The Seattle Times: Aviation High soars into the future, landing next to Boeing Field
Some gravel, some dirt, a lot of weeds and, in one corner, a portable toilet. That's about all that's been sitting in this vacant lot north of the Museum of Flight along East Marginal Way South.
To imagine this as the site of a cutting-edge educational facility that will help produce tomorrow's engineers, scientists, pilots, technicians and entrepreneurs takes vision.
Fortunately, vision is the common denominator among those who will gather Tuesday for the groundbreaking of the $43.5 million Raisbeck Aviation High School.
Donors and dreamers, educators and museum professionals, industry and government leaders, architects, planners and builders, even students have their stamp on the three-story school building due to open in 2013.
"We want to inspire the generation that's going to write the story of the second century of flight," said Douglas King, Museum of Flight CEO.
King said the museum — long before he came on board early this year — decided its goal wasn't just to collect and preserve aviation history but to help shape it.
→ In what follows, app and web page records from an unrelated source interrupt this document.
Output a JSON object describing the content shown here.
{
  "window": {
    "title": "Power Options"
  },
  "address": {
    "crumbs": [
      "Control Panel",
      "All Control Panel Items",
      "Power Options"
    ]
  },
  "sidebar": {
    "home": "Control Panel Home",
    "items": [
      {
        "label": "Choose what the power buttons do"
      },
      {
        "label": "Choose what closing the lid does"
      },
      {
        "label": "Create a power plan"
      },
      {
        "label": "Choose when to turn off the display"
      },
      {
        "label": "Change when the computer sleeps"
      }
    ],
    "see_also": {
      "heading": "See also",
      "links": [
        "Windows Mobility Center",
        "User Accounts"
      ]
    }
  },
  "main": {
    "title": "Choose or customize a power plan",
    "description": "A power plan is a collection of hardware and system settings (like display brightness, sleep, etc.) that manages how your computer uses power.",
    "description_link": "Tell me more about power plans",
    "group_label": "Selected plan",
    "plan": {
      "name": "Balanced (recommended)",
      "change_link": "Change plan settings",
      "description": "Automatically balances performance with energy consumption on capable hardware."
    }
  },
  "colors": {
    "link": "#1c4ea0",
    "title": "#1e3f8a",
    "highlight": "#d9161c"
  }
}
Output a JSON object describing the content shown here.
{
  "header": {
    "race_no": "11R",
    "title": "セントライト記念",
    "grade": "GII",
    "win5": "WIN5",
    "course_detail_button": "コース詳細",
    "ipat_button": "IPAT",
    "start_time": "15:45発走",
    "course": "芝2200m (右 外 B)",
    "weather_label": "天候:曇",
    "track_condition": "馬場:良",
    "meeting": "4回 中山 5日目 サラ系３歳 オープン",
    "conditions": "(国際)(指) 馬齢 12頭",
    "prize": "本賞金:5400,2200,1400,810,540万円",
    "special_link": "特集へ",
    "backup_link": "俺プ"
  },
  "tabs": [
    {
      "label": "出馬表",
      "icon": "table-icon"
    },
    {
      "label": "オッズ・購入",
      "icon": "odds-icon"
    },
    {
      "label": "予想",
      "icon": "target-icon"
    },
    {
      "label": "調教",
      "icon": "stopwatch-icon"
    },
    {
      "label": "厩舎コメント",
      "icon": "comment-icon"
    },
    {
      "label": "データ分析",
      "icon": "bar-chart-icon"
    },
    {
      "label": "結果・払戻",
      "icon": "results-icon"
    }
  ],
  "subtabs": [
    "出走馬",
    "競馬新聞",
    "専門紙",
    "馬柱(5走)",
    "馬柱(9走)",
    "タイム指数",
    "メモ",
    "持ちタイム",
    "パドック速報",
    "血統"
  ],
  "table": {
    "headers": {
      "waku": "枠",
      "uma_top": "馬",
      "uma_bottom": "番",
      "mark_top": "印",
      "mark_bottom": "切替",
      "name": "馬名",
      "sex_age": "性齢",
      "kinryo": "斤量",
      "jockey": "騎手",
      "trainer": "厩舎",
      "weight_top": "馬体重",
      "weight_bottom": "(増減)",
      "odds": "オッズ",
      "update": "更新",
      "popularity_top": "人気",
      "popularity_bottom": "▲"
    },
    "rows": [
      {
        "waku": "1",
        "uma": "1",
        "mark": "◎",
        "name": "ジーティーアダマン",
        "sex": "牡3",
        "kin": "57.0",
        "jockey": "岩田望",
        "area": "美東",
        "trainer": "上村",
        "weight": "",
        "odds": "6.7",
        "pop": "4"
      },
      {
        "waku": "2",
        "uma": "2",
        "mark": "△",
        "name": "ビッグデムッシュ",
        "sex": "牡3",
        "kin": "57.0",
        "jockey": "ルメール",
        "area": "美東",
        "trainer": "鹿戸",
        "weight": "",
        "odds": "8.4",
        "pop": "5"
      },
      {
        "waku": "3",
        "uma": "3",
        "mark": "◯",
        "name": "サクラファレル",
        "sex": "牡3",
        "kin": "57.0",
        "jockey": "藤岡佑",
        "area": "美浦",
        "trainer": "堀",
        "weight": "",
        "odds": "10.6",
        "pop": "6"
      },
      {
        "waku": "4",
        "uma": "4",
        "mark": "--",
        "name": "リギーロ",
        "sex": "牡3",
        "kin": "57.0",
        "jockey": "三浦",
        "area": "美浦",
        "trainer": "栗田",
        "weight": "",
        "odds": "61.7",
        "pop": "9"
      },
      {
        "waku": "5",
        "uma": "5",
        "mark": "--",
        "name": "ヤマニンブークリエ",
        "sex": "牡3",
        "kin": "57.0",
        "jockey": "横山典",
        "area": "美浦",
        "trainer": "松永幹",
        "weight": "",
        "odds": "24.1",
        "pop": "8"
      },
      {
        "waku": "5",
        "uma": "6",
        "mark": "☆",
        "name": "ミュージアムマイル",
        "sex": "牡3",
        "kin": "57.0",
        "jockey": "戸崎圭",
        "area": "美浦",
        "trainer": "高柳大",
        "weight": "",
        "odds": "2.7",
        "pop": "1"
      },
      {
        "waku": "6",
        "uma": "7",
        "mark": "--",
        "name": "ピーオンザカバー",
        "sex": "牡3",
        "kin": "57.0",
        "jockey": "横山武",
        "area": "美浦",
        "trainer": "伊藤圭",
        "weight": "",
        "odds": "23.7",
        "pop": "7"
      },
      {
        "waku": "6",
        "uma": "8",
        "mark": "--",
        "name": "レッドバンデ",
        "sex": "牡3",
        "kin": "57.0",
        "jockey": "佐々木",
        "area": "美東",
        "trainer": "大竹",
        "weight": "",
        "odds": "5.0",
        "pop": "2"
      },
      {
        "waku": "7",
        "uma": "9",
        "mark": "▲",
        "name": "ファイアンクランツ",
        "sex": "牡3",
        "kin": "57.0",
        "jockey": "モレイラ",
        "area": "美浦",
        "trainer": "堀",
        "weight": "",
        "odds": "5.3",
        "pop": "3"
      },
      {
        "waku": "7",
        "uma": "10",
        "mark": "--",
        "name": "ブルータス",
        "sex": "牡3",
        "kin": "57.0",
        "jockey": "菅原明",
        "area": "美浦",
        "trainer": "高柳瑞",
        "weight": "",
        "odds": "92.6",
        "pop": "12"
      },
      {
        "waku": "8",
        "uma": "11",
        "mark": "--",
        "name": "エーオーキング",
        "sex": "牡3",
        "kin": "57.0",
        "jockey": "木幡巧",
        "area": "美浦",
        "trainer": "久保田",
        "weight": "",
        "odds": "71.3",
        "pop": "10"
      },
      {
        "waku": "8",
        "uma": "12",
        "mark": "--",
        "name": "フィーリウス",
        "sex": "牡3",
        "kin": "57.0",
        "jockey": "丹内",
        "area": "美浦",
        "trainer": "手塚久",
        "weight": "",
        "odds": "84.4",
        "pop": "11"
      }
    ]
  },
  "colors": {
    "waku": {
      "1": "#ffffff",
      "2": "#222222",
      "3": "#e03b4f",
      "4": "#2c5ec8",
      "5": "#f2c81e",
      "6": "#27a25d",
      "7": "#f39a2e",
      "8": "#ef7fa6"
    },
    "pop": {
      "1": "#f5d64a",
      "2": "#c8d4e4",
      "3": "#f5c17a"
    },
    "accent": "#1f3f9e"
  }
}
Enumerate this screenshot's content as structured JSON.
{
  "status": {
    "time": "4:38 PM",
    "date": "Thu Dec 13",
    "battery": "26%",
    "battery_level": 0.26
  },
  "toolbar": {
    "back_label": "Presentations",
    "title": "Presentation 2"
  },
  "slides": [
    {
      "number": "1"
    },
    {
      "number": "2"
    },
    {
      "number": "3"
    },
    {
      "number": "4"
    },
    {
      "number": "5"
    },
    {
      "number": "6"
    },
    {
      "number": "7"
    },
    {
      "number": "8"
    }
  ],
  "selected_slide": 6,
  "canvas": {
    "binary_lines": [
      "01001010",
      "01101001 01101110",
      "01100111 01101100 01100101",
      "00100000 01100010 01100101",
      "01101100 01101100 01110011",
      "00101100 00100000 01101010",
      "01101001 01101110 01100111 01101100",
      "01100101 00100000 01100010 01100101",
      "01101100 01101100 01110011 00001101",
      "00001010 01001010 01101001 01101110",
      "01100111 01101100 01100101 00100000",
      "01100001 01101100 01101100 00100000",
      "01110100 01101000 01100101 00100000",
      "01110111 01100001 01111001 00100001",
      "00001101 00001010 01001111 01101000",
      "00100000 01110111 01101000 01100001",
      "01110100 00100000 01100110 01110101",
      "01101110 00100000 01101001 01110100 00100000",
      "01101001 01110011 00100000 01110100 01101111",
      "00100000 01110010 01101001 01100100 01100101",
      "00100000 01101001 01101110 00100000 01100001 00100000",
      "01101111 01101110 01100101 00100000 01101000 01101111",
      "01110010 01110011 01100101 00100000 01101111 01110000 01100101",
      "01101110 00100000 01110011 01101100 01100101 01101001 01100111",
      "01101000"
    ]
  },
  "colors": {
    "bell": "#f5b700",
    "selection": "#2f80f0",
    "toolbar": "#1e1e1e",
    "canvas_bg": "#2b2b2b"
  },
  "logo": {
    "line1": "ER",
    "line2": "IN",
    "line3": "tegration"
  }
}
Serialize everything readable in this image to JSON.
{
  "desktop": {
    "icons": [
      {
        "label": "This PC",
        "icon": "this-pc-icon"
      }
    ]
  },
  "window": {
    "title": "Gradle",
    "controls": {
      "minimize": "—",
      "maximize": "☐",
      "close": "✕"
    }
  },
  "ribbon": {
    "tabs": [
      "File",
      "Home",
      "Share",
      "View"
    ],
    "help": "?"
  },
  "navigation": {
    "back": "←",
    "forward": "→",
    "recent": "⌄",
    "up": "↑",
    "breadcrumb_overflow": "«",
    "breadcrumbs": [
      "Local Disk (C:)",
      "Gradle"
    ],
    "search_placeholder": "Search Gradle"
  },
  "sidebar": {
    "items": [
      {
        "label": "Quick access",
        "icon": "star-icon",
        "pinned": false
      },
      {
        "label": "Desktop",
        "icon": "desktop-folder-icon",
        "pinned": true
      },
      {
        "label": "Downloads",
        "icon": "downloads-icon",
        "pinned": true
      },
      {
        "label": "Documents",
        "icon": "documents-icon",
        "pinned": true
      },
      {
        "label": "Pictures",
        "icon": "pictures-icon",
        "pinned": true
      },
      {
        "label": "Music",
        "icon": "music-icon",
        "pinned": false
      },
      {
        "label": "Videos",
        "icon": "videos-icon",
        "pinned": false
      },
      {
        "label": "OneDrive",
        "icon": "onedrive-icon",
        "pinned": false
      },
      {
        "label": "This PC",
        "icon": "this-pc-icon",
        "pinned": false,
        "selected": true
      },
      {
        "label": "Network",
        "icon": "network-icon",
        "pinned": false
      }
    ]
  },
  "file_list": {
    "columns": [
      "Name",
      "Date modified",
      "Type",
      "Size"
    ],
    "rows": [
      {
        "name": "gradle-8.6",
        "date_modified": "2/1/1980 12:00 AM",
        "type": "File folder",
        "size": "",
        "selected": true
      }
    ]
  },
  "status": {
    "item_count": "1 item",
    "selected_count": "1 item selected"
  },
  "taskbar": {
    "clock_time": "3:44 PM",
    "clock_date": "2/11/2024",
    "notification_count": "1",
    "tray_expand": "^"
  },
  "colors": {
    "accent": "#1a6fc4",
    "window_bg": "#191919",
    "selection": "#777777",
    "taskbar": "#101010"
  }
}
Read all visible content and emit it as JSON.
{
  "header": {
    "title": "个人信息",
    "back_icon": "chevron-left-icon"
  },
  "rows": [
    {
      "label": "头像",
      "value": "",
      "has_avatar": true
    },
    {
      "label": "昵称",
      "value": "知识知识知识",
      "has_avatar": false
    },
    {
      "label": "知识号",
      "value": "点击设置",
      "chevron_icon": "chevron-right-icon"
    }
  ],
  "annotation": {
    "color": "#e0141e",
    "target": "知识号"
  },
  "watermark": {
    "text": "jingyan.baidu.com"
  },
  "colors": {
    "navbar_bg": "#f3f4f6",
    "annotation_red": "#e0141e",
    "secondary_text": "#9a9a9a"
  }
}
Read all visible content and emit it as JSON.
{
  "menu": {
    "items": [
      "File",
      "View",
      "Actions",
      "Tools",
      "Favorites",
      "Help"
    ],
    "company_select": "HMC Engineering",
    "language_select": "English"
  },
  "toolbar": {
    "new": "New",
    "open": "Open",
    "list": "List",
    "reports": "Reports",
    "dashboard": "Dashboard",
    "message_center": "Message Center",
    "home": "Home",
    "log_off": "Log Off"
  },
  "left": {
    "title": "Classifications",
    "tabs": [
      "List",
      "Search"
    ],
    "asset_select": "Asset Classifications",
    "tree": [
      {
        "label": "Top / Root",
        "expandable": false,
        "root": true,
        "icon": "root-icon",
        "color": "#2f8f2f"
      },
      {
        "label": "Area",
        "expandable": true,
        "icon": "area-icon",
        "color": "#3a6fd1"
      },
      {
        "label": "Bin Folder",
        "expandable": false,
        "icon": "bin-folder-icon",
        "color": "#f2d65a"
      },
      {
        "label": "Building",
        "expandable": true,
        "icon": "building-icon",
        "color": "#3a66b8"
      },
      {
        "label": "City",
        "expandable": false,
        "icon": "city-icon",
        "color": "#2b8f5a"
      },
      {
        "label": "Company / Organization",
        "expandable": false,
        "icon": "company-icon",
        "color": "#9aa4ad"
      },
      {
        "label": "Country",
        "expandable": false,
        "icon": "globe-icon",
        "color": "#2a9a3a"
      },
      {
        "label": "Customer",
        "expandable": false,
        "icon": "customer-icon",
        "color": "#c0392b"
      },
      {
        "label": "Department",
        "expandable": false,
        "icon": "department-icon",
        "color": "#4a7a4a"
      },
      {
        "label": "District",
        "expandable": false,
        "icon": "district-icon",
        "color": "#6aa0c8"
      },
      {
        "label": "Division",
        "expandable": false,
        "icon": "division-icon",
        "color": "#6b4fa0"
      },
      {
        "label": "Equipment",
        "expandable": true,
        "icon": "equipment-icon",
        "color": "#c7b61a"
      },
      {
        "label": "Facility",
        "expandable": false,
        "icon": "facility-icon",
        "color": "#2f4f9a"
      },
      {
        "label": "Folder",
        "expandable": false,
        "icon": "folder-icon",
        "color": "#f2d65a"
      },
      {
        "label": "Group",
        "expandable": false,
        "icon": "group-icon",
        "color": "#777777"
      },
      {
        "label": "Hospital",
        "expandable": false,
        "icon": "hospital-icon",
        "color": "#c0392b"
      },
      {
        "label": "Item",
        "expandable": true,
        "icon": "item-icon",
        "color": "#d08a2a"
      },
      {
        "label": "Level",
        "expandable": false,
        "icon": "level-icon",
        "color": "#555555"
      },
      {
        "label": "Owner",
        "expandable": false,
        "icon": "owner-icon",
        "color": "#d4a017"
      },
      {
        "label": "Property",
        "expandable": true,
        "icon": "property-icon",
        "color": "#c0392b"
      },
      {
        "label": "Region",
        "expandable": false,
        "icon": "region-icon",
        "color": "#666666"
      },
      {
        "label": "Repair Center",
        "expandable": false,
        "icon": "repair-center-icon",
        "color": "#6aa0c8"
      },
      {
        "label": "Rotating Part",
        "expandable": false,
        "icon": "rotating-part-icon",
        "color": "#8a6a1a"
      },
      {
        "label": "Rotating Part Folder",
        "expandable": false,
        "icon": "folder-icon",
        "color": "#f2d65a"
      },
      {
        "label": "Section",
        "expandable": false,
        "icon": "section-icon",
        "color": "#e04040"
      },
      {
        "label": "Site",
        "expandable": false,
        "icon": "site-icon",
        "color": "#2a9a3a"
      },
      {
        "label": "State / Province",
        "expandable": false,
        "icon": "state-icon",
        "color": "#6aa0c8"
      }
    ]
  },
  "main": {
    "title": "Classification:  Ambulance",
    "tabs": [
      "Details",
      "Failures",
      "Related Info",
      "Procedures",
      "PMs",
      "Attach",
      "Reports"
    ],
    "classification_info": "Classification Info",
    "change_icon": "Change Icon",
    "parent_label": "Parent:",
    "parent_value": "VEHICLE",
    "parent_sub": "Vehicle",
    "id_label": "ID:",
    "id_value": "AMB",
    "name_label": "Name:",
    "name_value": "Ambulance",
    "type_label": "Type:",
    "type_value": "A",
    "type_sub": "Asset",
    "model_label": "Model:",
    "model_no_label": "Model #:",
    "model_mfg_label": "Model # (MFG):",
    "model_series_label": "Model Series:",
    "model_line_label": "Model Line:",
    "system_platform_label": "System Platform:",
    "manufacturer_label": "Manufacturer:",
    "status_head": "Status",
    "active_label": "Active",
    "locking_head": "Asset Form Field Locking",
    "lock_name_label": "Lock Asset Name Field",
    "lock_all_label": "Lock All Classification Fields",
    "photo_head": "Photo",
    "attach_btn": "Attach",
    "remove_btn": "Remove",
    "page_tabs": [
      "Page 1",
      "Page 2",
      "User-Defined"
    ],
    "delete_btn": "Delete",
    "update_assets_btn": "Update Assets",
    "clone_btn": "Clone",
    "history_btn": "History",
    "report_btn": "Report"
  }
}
Aviation High School, a public school that's part of the Highline School District, actually opened in 2004. It operated for its first few years at South Seattle Community College and, more recently, on the campus of a Des Moines middle school.
"We've been nomads," said Reba Gilman, principal since the school opened.
From the school's inception, the museum has been envisioned as its eventual home, Gilman said. Not only will it provide ready access to the museum's resources, it will put the school at the doorstep of some 200 flight-related businesses operating out of the Boeing Field area.
"Our goal is that every student is connected with a mentor in the aviation/aerospace industry," Gilman said. "We want them [the mentors] to come for lunch with students, share their education and career pathways, and be a true member of our learning community."
Every aspect of the building will reinforce its mission, Gilman said, including project labs in which students can build robots, rockets, model airplanes — even a small airplane.
Instead of athletics, the school will field "sports of the mind" teams, on which students use science, technology, engineering and communication skills to tackle real-world projects.
The building, designed by Bassetti Architects and being built by Porter Brothers Construction, will have a high-tech computer lab as well as meeting spaces where small groups can collaborate. A balcony looks out toward Boeing Field, where some 300,000 takeoffs and landings a year reinforce the nature of the school's curriculum.
The museum also will benefit from the juxtaposition, King said, by tapping the energy and vitality of high-school students to help with exhibits and programs at the museum.
When the school moves to its new quarters, its new name will honor the commitment of James and Sherry Raisbeck of Seattle, who have donated $3 million toward the school's construction. James Raisbeck heads Raisbeck Engineering and Raisbeck Commercial Air Group, innovators in aviation design.
Boeing has contributed $4 million. Jim Albaugh, Boeing Commercial Airplanes CEO, said the school could be an important part of producing the company's future workforce, noting that half of Boeing's engineers are expected to retire over the next five years.
Gilman said the school is looking for students "who are inspired by aviation and aerospace" and ready to pursue a rigorous education in "STEM" subjects: science, technology, engineering and math. The school intends to stay small to focus effectively on individual students. This fall's freshman class of 115 was drawn from a pool of some 275 applicants, Gilman said.
Half of the school's 425 students come from the Highline School District; the others are drawn from a wide area around Puget Sound. Of 330 students who graduated in the school's first four classes, 95 percent have gone on to college.
Some of those graduates will participate in a ceremonial fly-in at Tuesday's event.
Among them will be Joey Marco, 21, of Des Moines, who's wanted to be a pilot since he was a toddler. He recalls cross-country flights to see relatives or go on vacation, "And it was always the trip I looked forward to, not the destination."
Marco was in Aviation High School's initial graduating class, 2008 — the same year he got his pilot's license. This year, he graduated from Florida's Embry-Riddle Aeronautical University, completing four years of curriculum in three.
He soon will head to basic training in the Air Force, where he hopes to become an officer and fighter pilot. The value of his experience at Aviation High School, which included learning directly from pilots and aviation engineers, was evident at Embry-Riddle.
"We had students from all over," Marco said, "and I felt I was better prepared than most."